> _The data_:
------------------------

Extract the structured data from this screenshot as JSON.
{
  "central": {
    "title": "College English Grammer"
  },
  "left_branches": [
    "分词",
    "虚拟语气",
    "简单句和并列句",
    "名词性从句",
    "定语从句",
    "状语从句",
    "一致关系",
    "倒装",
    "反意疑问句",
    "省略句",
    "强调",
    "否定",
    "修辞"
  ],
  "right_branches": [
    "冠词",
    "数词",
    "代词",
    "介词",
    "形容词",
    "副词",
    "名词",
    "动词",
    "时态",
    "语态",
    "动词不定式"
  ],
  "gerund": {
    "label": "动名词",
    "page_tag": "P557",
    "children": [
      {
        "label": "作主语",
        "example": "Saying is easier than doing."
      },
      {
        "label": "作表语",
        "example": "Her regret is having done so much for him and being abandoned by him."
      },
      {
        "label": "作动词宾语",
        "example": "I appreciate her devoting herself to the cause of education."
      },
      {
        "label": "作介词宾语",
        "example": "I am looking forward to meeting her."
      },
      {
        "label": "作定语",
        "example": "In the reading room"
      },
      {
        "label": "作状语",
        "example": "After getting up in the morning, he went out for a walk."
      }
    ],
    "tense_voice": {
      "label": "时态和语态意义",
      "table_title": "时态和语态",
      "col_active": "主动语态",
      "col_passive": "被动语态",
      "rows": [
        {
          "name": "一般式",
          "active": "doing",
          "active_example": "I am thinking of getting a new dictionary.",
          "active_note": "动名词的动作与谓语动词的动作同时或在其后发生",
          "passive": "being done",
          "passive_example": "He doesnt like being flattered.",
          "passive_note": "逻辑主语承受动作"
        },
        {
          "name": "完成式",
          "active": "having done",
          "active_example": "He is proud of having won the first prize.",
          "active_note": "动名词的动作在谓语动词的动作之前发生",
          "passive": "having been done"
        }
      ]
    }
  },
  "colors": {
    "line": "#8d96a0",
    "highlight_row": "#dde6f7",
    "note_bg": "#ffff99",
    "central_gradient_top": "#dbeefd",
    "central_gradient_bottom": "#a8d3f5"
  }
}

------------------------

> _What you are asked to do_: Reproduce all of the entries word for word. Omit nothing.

> _Output of the task_:
Extract the structured data from this screenshot as JSON.
{
  "central": {
    "title": "College English Grammer"
  },
  "left_branches": [
    "分词",
    "虚拟语气",
    "简单句和并列句",
    "名词性从句",
    "定语从句",
    "状语从句",
    "一致关系",
    "倒装",
    "反意疑问句",
    "省略句",
    "强调",
    "否定",
    "修辞"
  ],
  "right_branches": [
    "冠词",
    "数词",
    "代词",
    "介词",
    "形容词",
    "副词",
    "名词",
    "动词",
    "时态",
    "语态",
    "动词不定式"
  ],
  "gerund": {
    "label": "动名词",
    "page_tag": "P557",
    "children": [
      {
        "label": "作主语",
        "example": "Saying is easier than doing."
      },
      {
        "label": "作表语",
        "example": "Her regret is having done so much for him and being abandoned by him."
      },
      {
        "label": "作动词宾语",
        "example": "I appreciate her devoting herself to the cause of education."
      },
      {
        "label": "作介词宾语",
        "example": "I am looking forward to meeting her."
      },
      {
        "label": "作定语",
        "example": "In the reading room"
      },
      {
        "label": "作状语",
        "example": "After getting up in the morning, he went out for a walk."
      }
    ],
    "tense_voice": {
      "label": "时态和语态意义",
      "table_title": "时态和语态",
      "col_active": "主动语态",
      "col_passive": "被动语态",
      "rows": [
        {
          "name": "一般式",
          "active": "doing",
          "active_example": "I am thinking of getting a new dictionary.",
          "active_note": "动名词的动作与谓语动词的动作同时或在其后发生",
          "passive": "being done",
          "passive_example": "He doesnt like being flattered.",
          "passive_note": "逻辑主语承受动作"
        },
        {
          "name": "完成式",
          "active": "having done",
          "active_example": "He is proud of having won the first prize.",
          "active_note": "动名词的动作在谓语动词的动作之前发生",
          "passive": "having been done"
        }
      ]
    }
  },
  "colors": {
    "line": "#8d96a0",
    "highlight_row": "#dde6f7",
    "note_bg": "#ffff99",
    "central_gradient_top": "#dbeefd",
    "central_gradient_bottom": "#a8d3f5"
  }
}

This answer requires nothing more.